Long slated for replacement, the Kosciuszko Bridge once topped a list of NY’s worst bridges and roads by the The General Contractors Association of New York and was fast tracked partially due to being on NY State’s “deficient bridge” list.
From Crains NY: The Kosciuszko, which links the boroughs of Brooklyn and Queens across Newtown Creek; and the expressway, which connects the Verrazano Narrows Bridge to the Brooklyn-Battery Tunnel and the Brooklyn-Queens Expressway, ranked No. 1 and 2, respectively, on the Top 10 list of troubled New York state-owned elevated roadways and bridges in the city in terms of their structural condition.
From the NY Daily News: The 73-year-old bridge, which carries the Brooklyn-Queens Expressway over the Newtown Creek, qualified for the money in part because it is on the state’s “deficient bridge” list.
The new cable-stayed bridge design was chosen in 2010, after analysis of environmental studies, partnering with community groups and stakeholders and open public comment sessions. Here is a video presentation from Project Visualization of the proposed design, with the new design rendered in situ from the NY Department of Transportation.
Construction of the new bridge will occur along side the existing bridge, and will have 9 lanes for vehicle traffic. The new bridge will also have pedestrian and bike access, which the existing design does not allow for, and something I am personally looking forward to.

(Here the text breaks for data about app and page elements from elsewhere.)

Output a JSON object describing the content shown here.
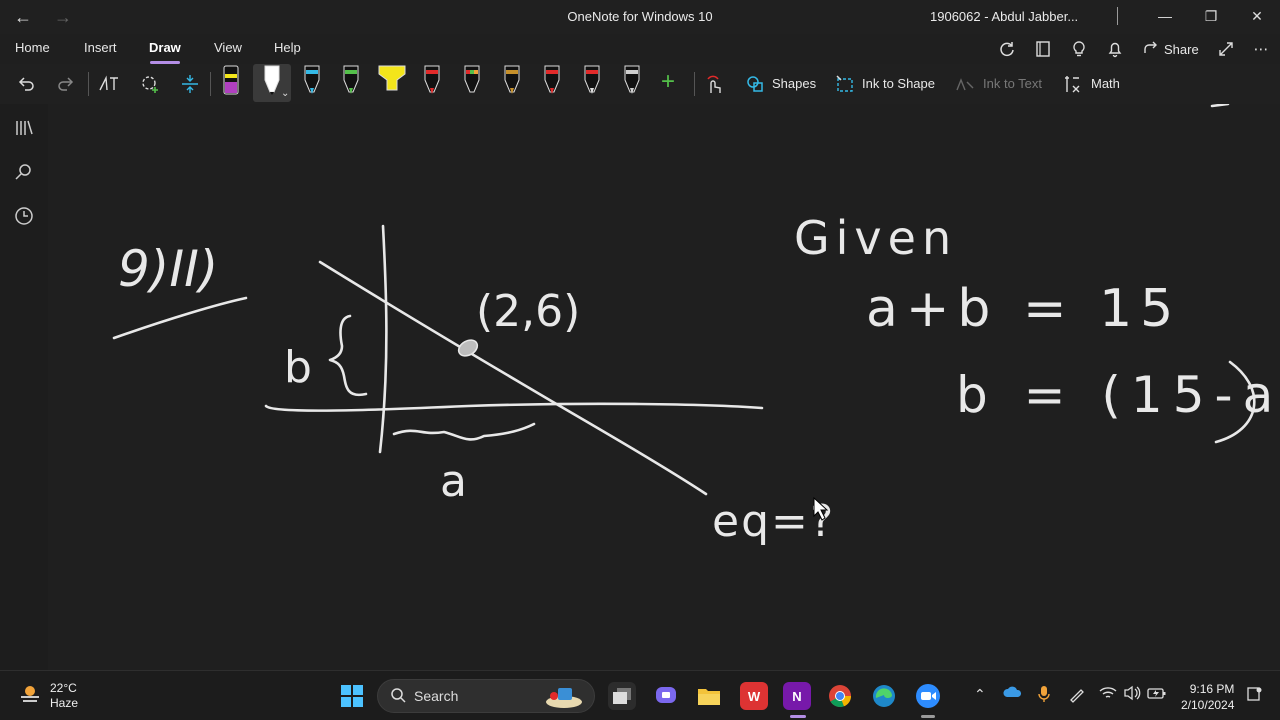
{
  "window": {
    "title": "OneNote for Windows 10",
    "user": "1906062 - Abdul Jabber...",
    "back_icon": "back-arrow-icon",
    "forward_icon": "forward-arrow-icon"
  },
  "ribbon": {
    "tabs": [
      "Home",
      "Insert",
      "Draw",
      "View",
      "Help"
    ],
    "active_tab": "Draw",
    "share_label": "Share"
  },
  "toolbar": {
    "shapes_label": "Shapes",
    "ink_to_shape_label": "Ink to Shape",
    "ink_to_text_label": "Ink to Text",
    "math_label": "Math",
    "pens": [
      {
        "name": "purple-highlighter",
        "color": "#b040c0"
      },
      {
        "name": "white-pen-selected",
        "color": "#ffffff"
      },
      {
        "name": "cyan-pen",
        "color": "#34b9e6"
      },
      {
        "name": "green-pen",
        "color": "#54c04a"
      },
      {
        "name": "yellow-highlighter",
        "color": "#f3e51b"
      },
      {
        "name": "red-pen",
        "color": "#e22a2a"
      },
      {
        "name": "multicolor-pen",
        "color": "#f1a33a"
      },
      {
        "name": "brown-pen",
        "color": "#c6902a"
      },
      {
        "name": "red-pen-2",
        "color": "#e22a2a"
      },
      {
        "name": "red-pen-3",
        "color": "#e22a2a"
      },
      {
        "name": "gray-pen",
        "color": "#cfcfcf"
      }
    ]
  },
  "notes": {
    "problem_label": "9)II)",
    "point_label": "(2,6)",
    "b_label": "b",
    "a_label": "a",
    "given_label": "Given",
    "eq1": "a+b = 15",
    "eq2": "b = (15-a)",
    "eq3": "eq=?"
  },
  "taskbar": {
    "temperature": "22°C",
    "weather": "Haze",
    "search_placeholder": "Search",
    "time": "9:16 PM",
    "date": "2/10/2024"
  }
}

From the NY Daily News: The initial phase of construction will build an eastbound lane next to the existing bridge, according to the state Department of Transportation, the agency overseeing the project. The 1.1-mile bridge is expected to be done in 2017 and will cost about $800 million. When completed, two new spans with a total of nine vehicle lanes and paths for pedestrians and bikes will replace the original structure.
The new Kosciuszko Bridge is scheduled to be completed in 2017. It will be a new experience to be able to walk or bike over this new bridge, vistas previously beyond our sight will be opened up with this new access.
I wonder what the view from mid-span will be 5 years from now.
by Mai Armstrong for Working Harbor Committee